BEGIN THE DATA

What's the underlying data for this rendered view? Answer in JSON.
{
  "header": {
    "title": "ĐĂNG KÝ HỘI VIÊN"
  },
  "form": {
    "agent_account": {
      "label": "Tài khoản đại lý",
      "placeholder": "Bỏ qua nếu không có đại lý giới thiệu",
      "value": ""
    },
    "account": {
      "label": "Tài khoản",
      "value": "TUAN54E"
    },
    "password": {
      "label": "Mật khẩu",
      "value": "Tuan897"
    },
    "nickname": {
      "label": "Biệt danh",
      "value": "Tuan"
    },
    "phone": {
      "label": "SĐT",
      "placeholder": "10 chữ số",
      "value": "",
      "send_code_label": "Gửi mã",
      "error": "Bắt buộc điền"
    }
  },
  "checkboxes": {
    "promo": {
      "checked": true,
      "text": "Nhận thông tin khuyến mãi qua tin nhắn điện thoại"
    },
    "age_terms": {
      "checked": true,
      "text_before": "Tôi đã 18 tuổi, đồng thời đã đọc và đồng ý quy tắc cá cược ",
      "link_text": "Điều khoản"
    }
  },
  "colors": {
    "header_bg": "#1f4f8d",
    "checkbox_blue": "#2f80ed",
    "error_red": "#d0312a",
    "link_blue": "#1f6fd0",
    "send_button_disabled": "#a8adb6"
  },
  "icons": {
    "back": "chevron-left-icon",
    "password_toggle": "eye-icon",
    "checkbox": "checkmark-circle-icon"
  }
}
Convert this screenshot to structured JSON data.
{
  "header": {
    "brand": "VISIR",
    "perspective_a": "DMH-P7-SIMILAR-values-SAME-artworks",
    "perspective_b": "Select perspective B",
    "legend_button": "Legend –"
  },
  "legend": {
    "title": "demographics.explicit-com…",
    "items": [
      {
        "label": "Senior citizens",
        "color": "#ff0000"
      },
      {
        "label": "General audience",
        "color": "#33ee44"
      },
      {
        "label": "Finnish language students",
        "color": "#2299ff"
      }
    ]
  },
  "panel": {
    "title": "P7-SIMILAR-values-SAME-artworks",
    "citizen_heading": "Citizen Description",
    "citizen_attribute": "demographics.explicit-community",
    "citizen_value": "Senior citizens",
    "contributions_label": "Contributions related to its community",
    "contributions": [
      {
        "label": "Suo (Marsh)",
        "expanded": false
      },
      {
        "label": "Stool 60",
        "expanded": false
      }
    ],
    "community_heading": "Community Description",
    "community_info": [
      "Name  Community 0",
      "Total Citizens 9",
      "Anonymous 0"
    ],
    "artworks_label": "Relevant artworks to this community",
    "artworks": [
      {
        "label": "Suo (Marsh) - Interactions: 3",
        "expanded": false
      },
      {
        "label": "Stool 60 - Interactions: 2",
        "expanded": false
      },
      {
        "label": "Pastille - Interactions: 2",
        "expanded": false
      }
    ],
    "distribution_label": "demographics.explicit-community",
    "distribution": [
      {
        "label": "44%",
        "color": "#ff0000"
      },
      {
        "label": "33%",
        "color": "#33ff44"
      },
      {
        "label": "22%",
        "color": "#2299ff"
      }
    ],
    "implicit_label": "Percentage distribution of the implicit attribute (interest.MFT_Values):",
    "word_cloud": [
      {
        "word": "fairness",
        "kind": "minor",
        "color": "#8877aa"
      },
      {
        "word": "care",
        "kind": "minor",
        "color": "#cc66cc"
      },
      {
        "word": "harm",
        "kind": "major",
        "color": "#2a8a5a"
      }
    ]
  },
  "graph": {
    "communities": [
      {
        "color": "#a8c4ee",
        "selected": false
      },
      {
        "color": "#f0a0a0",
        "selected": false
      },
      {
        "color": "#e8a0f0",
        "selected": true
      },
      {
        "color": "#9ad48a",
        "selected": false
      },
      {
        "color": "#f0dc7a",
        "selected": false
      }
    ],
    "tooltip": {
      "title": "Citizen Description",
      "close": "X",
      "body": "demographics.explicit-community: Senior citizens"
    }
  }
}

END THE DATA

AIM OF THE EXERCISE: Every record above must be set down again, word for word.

EXERCISE RESULT:
What's the underlying data for this rendered view? Answer in JSON.
{
  "header": {
    "title": "ĐĂNG KÝ HỘI VIÊN"
  },
  "form": {
    "agent_account": {
      "label": "Tài khoản đại lý",
      "placeholder": "Bỏ qua nếu không có đại lý giới thiệu",
      "value": ""
    },
    "account": {
      "label": "Tài khoản",
      "value": "TUAN54E"
    },
    "password": {
      "label": "Mật khẩu",
      "value": "Tuan897"
    },
    "nickname": {
      "label": "Biệt danh",
      "value": "Tuan"
    },
    "phone": {
      "label": "SĐT",
      "placeholder": "10 chữ số",
      "value": "",
      "send_code_label": "Gửi mã",
      "error": "Bắt buộc điền"
    }
  },
  "checkboxes": {
    "promo": {
      "checked": true,
      "text": "Nhận thông tin khuyến mãi qua tin nhắn điện thoại"
    },
    "age_terms": {
      "checked": true,
      "text_before": "Tôi đã 18 tuổi, đồng thời đã đọc và đồng ý quy tắc cá cược ",
      "link_text": "Điều khoản"
    }
  },
  "colors": {
    "header_bg": "#1f4f8d",
    "checkbox_blue": "#2f80ed",
    "error_red": "#d0312a",
    "link_blue": "#1f6fd0",
    "send_button_disabled": "#a8adb6"
  },
  "icons": {
    "back": "chevron-left-icon",
    "password_toggle": "eye-icon",
    "checkbox": "checkmark-circle-icon"
  }
}
Convert this screenshot to structured JSON data.
{
  "header": {
    "brand": "VISIR",
    "perspective_a": "DMH-P7-SIMILAR-values-SAME-artworks",
    "perspective_b": "Select perspective B",
    "legend_button": "Legend –"
  },
  "legend": {
    "title": "demographics.explicit-com…",
    "items": [
      {
        "label": "Senior citizens",
        "color": "#ff0000"
      },
      {
        "label": "General audience",
        "color": "#33ee44"
      },
      {
        "label": "Finnish language students",
        "color": "#2299ff"
      }
    ]
  },
  "panel": {
    "title": "P7-SIMILAR-values-SAME-artworks",
    "citizen_heading": "Citizen Description",
    "citizen_attribute": "demographics.explicit-community",
    "citizen_value": "Senior citizens",
    "contributions_label": "Contributions related to its community",
    "contributions": [
      {
        "label": "Suo (Marsh)",
        "expanded": false
      },
      {
        "label": "Stool 60",
        "expanded": false
      }
    ],
    "community_heading": "Community Description",
    "community_info": [
      "Name  Community 0",
      "Total Citizens 9",
      "Anonymous 0"
    ],
    "artworks_label": "Relevant artworks to this community",
    "artworks": [
      {
        "label": "Suo (Marsh) - Interactions: 3",
        "expanded": false
      },
      {
        "label": "Stool 60 - Interactions: 2",
        "expanded": false
      },
      {
        "label": "Pastille - Interactions: 2",
        "expanded": false
      }
    ],
    "distribution_label": "demographics.explicit-community",
    "distribution": [
      {
        "label": "44%",
        "color": "#ff0000"
      },
      {
        "label": "33%",
        "color": "#33ff44"
      },
      {
        "label": "22%",
        "color": "#2299ff"
      }
    ],
    "implicit_label": "Percentage distribution of the implicit attribute (interest.MFT_Values):",
    "word_cloud": [
      {
        "word": "fairness",
        "kind": "minor",
        "color": "#8877aa"
      },
      {
        "word": "care",
        "kind": "minor",
        "color": "#cc66cc"
      },
      {
        "word": "harm",
        "kind": "major",
        "color": "#2a8a5a"
      }
    ]
  },
  "graph": {
    "communities": [
      {
        "color": "#a8c4ee",
        "selected": false
      },
      {
        "color": "#f0a0a0",
        "selected": false
      },
      {
        "color": "#e8a0f0",
        "selected": true
      },
      {
        "color": "#9ad48a",
        "selected": false
      },
      {
        "color": "#f0dc7a",
        "selected": false
      }
    ],
    "tooltip": {
      "title": "Citizen Description",
      "close": "X",
      "body": "demographics.explicit-community: Senior citizens"
    }
  }
}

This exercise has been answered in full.